A communication lapse between city staff and the Park Board is holding up completion of the wireless network.
The Minneapolis Wi-Fi network, which for more than two years has been delayed by technical issues, weather problems and signal-blocking leaves, has run into another barrier: the Minneapolis Park and Recreation Board.
The board refused Wednesday to allow Wi-Fi antennas to be put on park land around city lakes and the Mississippi River pending further study. That leaves the citywide wireless Internet access network -- which the city has agreed to pay $1.3 million a year to use -- stuck at 82 percent completion.

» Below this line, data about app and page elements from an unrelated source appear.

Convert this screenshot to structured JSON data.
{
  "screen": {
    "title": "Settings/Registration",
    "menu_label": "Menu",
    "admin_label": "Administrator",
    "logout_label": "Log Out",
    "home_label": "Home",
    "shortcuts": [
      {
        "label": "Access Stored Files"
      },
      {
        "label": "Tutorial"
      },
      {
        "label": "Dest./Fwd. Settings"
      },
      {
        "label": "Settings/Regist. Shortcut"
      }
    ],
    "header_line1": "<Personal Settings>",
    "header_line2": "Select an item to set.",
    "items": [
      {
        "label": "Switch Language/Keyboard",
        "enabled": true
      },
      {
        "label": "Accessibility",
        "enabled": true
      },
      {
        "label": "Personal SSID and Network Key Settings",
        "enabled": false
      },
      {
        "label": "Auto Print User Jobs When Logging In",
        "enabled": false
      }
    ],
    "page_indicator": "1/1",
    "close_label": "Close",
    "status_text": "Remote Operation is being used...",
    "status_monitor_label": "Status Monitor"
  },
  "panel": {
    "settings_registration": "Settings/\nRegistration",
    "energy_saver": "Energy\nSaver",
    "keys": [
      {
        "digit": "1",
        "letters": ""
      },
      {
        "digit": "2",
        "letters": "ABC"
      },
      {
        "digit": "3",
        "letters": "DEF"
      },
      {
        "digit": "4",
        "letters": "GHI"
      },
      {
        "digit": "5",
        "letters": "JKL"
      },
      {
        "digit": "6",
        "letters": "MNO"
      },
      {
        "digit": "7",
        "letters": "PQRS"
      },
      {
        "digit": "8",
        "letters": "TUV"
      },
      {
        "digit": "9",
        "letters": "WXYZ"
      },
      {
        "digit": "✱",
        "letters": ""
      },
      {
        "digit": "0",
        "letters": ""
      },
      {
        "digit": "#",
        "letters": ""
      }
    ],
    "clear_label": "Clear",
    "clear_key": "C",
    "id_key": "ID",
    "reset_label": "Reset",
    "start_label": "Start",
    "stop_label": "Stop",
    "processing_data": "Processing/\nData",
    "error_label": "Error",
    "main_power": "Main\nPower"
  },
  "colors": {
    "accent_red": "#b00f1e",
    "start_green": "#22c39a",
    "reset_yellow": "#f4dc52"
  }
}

What's the problem? The city and US Internet of Minnetonka, the builder of the network, didn't follow the letter of the law, said Tom Nordyke, president of the Park Board.
The board "did not learn until a couple of weeks ago there was a plan do Wi-Fi installations in the park system at all," he said. US Internet "mistakenly started installing poles and radios [on Park Board land] without permits."
Lynn Willenbring, the city's chief information officer, said that the city information technology staff and the Park Board staff had discussed the Wi-Fi network but that her staff had not briefed the commissioners.
"It's not accurate to say there was no discussion, but we could have done a better job," Willenbring said.
"We're kind of at an impasse," said Kurt Lange, US Internet's vice president of operations and customer service. "If the Park and Recreation Board turns us down, people who live around the city lakes will not have the opportunity to get city Wi-Fi access."
Nordyke said the board's reluctance to take action on the Wi-Fi network request was also based on historical considerations. The poles and radios would be erected on what are known as the "Grand Rounds," the roads and paths that link the park system. That's an area in which the state historical society and neighborhood groups bordering the parkland have a strong interest, and neither were consulted, he said.
"I have no problem with Wi-Fi, but in order to make it work they have to do installation on what is basically one of the city's greatest historical assets," he said. "I asked that we do two things: have meetings with the city, Park Board and neighborhood groups, and separately meet with the State Historic Preservation Office."
The Wi-Fi issue won't be taken up again until the Park and Recreation Board meets in early January, he said. Any decision by the board can be overruled by the mayor.
"The mayor is interested in making this happen," Nordyke said. "But I think the mayor also wants to make sure he is respectful of the Park Board."
Willenbring said she did not expect the mayor to take any action while her department and the Park Board work out an agreement.
Steve Alexander • 612-673-4553